◆ What needs to be done ◆
Look through the listing below for the string "icons". Show each line where it occurs.

◆ Provided material ◆

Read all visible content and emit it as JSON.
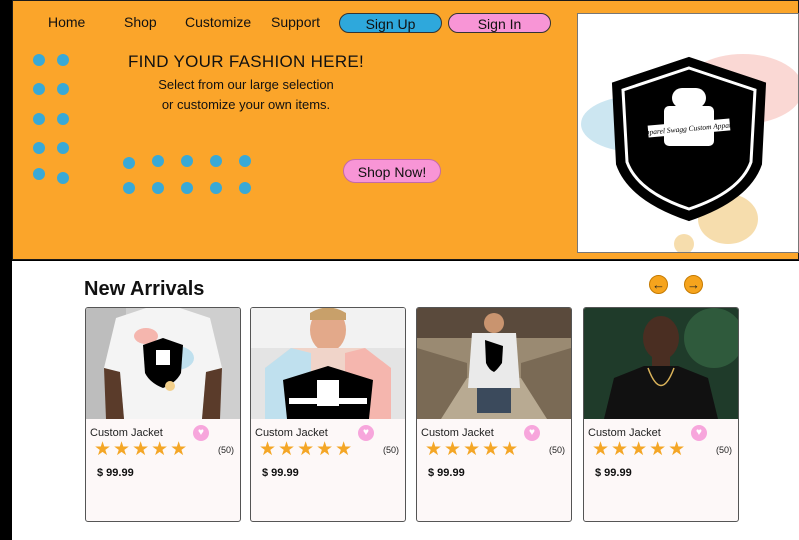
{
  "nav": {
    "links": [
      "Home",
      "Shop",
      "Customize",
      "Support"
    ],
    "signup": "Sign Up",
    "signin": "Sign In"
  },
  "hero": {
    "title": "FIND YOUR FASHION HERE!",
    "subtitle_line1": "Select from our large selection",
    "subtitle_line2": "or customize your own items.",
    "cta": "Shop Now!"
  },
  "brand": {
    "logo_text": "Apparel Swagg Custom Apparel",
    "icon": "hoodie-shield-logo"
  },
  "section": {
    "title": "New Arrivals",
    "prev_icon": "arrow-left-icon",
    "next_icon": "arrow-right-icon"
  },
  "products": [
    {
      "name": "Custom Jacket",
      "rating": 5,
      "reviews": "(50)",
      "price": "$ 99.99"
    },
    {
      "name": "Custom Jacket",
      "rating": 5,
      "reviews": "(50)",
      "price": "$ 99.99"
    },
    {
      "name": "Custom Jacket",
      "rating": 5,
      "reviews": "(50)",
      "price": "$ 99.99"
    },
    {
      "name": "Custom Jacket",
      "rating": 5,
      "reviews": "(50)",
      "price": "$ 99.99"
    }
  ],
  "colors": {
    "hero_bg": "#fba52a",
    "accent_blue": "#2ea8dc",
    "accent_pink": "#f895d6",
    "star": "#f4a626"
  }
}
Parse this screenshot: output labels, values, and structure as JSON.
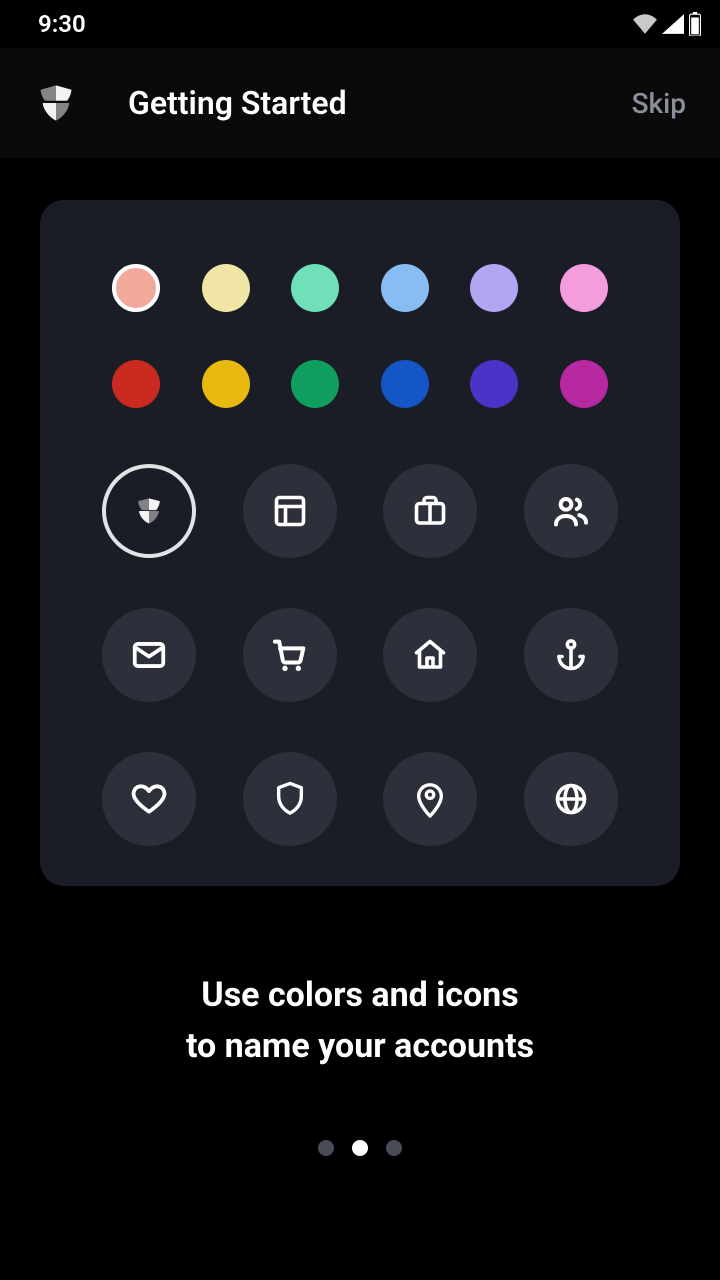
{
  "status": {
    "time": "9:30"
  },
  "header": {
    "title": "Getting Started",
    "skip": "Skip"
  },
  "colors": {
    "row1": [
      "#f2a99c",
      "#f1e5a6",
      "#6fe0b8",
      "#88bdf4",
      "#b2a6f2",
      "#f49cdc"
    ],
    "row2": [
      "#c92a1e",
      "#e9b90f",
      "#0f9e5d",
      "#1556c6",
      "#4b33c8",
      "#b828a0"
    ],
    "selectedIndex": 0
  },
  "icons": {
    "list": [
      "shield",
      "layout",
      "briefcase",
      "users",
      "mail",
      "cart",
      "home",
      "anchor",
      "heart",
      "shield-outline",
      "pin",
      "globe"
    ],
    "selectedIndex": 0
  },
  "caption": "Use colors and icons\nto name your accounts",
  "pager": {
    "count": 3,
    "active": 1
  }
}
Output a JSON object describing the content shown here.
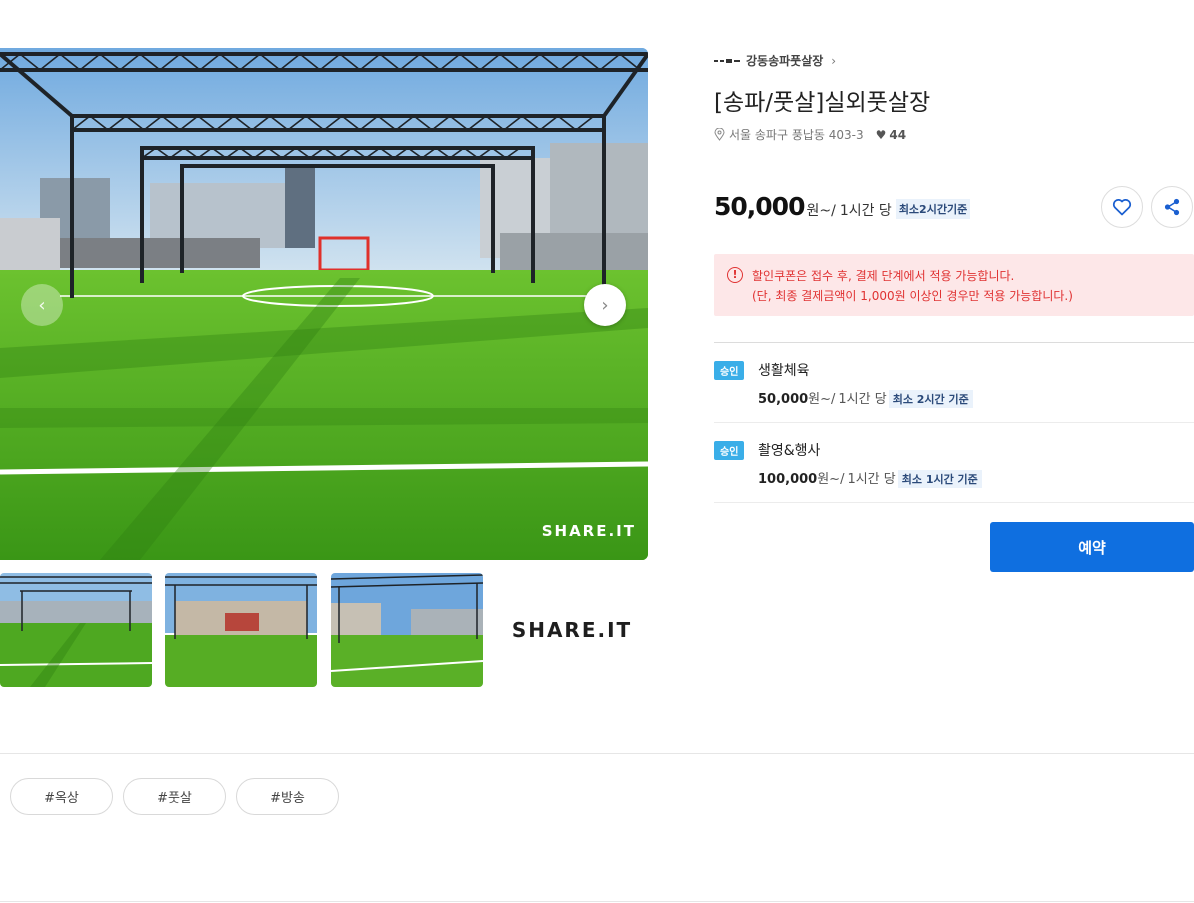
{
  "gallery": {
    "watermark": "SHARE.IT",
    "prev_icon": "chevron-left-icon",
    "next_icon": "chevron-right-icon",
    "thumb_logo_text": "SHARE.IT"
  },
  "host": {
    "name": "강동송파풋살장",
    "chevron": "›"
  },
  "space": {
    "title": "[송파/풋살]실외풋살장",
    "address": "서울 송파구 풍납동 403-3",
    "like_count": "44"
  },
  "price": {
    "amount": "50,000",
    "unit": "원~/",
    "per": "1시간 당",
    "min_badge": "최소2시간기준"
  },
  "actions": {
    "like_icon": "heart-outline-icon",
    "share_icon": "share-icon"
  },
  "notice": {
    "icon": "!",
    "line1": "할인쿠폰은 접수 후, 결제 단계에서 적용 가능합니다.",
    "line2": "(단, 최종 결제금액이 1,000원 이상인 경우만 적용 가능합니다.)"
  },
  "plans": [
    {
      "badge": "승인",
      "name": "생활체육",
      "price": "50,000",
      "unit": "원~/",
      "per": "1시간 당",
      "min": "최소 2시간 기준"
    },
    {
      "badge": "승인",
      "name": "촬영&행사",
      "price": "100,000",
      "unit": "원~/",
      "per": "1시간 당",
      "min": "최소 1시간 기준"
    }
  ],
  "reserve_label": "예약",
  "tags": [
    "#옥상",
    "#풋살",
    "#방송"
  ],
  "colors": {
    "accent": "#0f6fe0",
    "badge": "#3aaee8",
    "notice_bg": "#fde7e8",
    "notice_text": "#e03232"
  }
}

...

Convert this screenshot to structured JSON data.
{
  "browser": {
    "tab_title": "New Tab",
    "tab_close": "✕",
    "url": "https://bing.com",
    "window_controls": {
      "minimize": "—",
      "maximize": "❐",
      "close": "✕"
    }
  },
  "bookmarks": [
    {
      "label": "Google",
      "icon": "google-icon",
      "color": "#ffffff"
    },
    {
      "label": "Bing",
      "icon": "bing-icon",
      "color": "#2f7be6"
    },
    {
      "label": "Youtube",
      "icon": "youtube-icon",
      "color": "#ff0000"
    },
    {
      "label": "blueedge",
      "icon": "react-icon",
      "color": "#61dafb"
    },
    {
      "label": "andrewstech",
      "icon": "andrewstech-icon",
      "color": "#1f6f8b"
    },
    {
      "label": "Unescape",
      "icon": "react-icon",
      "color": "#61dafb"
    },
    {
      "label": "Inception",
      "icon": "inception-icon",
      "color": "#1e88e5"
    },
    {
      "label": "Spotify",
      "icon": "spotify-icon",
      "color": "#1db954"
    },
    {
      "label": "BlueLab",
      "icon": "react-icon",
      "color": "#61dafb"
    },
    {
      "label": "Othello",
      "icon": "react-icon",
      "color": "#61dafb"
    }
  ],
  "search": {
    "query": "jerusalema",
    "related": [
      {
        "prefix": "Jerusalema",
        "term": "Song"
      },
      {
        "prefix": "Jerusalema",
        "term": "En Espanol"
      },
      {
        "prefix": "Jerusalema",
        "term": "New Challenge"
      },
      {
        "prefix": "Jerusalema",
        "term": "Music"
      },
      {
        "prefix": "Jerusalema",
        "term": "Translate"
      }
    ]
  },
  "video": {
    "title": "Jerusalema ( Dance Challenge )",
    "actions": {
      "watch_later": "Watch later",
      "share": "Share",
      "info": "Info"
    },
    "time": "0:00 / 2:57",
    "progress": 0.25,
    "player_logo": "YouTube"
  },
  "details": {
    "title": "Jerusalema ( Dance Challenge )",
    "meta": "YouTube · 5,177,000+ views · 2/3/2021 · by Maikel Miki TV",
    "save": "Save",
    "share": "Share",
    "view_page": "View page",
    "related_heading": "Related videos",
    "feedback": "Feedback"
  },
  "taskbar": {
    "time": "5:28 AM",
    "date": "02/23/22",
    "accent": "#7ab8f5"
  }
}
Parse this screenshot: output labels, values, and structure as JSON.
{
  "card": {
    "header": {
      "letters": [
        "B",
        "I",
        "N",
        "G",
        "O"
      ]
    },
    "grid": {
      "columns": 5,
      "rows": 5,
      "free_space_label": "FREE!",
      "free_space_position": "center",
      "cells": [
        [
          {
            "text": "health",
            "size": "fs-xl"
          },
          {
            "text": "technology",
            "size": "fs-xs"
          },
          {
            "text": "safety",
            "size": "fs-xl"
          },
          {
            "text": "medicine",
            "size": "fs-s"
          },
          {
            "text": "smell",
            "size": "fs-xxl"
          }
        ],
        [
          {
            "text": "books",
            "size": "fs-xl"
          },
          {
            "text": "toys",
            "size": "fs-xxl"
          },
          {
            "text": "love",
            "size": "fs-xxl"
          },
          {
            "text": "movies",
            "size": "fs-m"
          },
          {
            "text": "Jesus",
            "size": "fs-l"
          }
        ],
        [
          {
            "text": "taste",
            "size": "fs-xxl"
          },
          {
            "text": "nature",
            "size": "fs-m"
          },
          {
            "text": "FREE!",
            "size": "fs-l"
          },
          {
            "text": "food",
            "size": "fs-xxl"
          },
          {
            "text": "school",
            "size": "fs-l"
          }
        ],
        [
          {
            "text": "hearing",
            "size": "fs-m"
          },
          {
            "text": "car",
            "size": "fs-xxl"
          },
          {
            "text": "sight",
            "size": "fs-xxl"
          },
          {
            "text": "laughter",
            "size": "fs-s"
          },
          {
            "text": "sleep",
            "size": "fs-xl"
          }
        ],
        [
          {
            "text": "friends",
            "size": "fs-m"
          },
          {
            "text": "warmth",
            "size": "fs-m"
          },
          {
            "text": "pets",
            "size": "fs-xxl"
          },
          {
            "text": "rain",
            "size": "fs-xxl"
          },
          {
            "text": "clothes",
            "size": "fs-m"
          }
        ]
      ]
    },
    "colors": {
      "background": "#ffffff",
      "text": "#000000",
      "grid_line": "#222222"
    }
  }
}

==

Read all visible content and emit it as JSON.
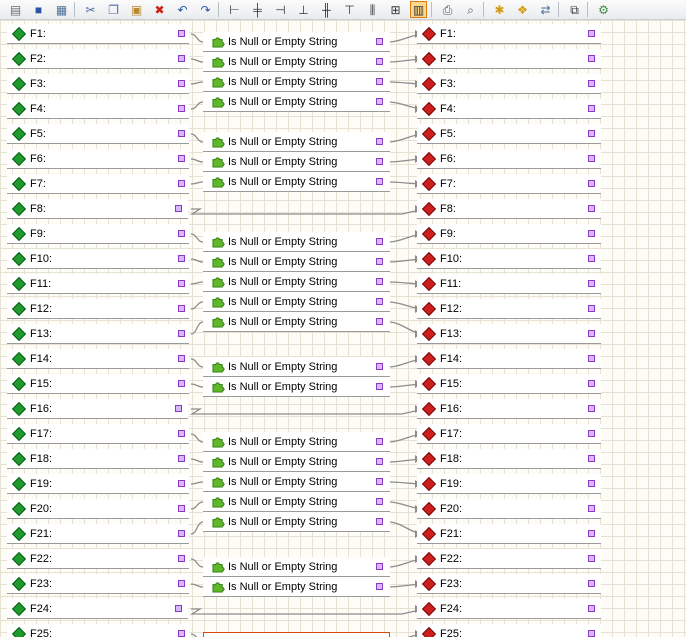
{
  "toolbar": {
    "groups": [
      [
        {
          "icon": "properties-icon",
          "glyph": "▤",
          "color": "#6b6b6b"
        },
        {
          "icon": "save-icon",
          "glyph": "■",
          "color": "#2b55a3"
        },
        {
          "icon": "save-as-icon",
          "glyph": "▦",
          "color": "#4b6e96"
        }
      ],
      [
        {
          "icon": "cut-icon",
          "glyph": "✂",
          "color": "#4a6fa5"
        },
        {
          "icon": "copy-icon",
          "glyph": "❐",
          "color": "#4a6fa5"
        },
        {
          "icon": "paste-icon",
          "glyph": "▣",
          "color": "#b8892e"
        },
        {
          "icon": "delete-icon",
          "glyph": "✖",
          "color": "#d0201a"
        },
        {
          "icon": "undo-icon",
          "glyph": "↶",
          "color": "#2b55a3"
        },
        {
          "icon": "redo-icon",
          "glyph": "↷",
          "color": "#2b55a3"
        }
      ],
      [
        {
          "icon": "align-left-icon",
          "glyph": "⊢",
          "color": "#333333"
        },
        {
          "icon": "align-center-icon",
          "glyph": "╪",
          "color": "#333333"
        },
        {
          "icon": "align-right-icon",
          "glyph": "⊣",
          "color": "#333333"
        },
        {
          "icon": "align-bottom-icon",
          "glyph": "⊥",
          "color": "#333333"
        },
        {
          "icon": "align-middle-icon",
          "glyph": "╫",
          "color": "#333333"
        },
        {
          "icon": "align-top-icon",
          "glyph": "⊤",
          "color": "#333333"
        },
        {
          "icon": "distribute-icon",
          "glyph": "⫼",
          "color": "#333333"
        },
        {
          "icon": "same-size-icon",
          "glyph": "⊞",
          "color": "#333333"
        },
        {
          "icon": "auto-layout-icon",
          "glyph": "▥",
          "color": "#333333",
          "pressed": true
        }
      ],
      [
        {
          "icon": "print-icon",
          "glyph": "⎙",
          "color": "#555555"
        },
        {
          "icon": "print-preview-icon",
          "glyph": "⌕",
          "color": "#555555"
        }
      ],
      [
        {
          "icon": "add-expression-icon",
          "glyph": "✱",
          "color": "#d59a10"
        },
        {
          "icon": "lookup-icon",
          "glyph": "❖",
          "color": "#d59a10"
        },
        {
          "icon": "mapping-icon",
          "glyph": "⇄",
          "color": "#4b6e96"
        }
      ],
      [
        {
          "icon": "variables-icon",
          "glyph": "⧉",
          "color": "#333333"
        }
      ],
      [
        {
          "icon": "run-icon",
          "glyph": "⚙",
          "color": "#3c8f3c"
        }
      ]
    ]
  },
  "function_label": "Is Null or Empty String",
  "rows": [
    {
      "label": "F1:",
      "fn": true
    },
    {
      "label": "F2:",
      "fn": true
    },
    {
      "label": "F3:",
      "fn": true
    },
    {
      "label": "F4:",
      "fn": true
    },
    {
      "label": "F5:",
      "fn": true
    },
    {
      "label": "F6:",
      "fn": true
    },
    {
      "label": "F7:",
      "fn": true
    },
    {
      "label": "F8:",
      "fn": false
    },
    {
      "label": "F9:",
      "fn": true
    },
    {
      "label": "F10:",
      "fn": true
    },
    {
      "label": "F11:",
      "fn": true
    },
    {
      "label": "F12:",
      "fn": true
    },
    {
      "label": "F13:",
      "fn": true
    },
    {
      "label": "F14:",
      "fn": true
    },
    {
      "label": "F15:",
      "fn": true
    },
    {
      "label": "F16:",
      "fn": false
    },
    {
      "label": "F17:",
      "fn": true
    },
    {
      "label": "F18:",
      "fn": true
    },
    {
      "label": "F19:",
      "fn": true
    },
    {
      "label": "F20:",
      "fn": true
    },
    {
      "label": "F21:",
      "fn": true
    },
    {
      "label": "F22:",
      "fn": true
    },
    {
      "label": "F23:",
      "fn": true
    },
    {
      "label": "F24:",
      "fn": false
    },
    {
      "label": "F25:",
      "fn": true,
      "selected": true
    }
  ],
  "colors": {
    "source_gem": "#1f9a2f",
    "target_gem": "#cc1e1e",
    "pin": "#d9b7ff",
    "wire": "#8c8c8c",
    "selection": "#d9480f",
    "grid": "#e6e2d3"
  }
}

◆ Written solution ◆
  "icons": {
  "caption": "Use colors and icons\nto name your accounts",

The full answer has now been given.